I'm not sure what type of plant this is, but there are several planted along a hedge. The sharp leaves were a bit wilty yesterday from the frosty night we had.
I chose this image because of where it lays. In this area of the cemetery, there are many old upright monuments, and this gem was laying in/on the ground among them.
Many of the monuments in the older section have this fungus/moss growing on them. After some time, it starts to crumble the stone beneath. All I could think was, "Out of death comes new life."
A couple of full sized cover slab monuments placed directly over the entire grave/lot.
The huge uprights in the background are wonderful pieces of work, with beautifully carved urn shaped tops. Both of these types of monuments are rarely made anymore because they would be cost prohibitive.
Here is a close look at the larger slab monument, placed in 1901.
Another old beauty.
This beauty is slowly sinking into the earth. I wanted desperately to peel away the grass and earth that will eventually cover it, and bring it back up to a level where it can be seen by all. Truthfully though, trying to level this with the ground again would probably break it.
They just don't make behemoths like these anymore. Way too expensive.
This monument was one of three hiding behind some bushes that were likely lovingly planted eons ago. The bushes are now bigger than the monuments, perhaps shielding them from some of the weather.
Just look at the intricate work on this piece. How beautiful!
Same with this one. Such craftsmanship.
This is a style that isn't seen much anymore. A whole piece of stone carved to look like it was formed from several field stones put together.
See what I mean?
A larger example of this style.
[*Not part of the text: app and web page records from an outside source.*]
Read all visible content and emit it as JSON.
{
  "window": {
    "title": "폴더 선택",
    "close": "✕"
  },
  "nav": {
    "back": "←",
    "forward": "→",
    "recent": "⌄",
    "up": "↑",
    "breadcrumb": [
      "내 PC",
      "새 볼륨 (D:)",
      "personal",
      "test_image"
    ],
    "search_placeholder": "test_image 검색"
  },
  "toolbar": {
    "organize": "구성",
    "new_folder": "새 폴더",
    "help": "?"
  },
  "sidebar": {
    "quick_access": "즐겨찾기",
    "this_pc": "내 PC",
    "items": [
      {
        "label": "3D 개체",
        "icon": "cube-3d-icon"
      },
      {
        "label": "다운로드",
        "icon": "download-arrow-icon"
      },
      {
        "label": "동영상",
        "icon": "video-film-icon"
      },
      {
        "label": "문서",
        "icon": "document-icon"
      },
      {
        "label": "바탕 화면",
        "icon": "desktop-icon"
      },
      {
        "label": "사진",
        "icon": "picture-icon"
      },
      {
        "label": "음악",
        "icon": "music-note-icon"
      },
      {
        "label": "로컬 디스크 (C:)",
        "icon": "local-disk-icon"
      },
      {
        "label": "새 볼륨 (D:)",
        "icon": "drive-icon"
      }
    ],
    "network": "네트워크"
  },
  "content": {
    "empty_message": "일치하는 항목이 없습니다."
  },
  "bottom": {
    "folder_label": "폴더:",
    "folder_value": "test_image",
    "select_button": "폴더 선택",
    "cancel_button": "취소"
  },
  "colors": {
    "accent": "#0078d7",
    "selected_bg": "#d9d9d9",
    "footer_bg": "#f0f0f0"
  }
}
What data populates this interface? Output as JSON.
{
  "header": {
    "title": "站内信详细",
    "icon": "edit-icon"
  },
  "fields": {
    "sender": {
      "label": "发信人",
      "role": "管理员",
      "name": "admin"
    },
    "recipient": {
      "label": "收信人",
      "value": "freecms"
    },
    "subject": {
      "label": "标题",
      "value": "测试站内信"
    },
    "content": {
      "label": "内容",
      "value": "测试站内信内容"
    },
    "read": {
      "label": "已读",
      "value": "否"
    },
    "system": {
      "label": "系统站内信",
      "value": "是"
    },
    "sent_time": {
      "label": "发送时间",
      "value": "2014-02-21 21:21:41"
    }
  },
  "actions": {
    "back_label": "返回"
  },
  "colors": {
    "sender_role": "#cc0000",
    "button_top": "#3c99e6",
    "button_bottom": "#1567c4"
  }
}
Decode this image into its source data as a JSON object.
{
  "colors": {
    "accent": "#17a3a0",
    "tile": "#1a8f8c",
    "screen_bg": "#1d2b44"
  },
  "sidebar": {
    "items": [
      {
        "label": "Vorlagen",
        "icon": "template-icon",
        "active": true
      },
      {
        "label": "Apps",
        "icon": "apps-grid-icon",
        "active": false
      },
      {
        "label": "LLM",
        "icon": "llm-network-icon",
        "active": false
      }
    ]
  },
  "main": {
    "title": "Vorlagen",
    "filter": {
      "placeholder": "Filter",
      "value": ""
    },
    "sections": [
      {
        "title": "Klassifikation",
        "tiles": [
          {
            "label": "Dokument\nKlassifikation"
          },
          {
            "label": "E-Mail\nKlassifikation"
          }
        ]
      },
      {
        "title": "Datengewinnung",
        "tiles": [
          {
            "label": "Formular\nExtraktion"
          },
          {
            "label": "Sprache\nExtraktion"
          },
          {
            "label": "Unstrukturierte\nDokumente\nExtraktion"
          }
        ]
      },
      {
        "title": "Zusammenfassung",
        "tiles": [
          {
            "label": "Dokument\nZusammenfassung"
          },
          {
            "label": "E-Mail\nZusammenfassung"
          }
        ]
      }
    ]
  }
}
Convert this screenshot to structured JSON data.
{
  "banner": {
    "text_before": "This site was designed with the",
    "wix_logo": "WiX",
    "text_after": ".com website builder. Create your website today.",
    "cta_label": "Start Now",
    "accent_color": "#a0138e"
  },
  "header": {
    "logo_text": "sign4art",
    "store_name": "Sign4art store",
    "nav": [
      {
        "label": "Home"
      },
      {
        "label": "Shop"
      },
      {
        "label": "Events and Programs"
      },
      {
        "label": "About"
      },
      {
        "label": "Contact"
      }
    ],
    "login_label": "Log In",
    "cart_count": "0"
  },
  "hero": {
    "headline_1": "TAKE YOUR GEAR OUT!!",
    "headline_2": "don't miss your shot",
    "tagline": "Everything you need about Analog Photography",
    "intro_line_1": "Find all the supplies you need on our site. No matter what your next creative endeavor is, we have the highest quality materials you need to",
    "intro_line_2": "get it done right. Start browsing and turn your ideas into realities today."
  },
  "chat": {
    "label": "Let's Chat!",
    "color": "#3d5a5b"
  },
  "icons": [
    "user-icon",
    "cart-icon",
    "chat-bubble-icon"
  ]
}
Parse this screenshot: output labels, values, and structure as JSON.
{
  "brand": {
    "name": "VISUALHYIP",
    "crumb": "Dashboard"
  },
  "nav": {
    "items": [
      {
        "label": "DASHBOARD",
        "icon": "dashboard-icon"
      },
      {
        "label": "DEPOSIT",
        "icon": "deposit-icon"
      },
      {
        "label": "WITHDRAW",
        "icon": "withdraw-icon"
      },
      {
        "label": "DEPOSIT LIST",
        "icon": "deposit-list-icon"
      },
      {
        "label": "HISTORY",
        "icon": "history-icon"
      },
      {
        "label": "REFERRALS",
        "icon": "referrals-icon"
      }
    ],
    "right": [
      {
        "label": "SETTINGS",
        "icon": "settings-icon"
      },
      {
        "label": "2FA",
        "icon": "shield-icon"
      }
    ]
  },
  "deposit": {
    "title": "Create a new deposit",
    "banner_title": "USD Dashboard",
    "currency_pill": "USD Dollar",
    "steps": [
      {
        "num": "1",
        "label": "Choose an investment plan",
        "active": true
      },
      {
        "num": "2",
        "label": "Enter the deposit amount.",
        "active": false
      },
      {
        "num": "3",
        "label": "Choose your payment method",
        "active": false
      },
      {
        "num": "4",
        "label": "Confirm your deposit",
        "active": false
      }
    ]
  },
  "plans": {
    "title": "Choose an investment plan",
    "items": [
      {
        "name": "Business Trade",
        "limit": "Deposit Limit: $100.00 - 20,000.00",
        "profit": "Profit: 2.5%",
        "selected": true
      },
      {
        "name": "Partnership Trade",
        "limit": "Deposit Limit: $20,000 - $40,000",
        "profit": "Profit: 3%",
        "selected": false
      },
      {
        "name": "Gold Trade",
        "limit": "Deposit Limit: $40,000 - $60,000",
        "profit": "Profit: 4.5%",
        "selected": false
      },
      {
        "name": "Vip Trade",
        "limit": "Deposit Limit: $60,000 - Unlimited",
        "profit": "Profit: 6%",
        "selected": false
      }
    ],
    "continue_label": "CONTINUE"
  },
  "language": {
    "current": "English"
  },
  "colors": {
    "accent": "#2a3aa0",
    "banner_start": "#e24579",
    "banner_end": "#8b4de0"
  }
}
From the front. You can just make out the delicate carving of the information.
That's it folks. Just a teeny, tiny glimpse of the beauty I saw in the cemetery.
Go for a walk, while the weather is still reasonably nice. There is so much beauty to behold.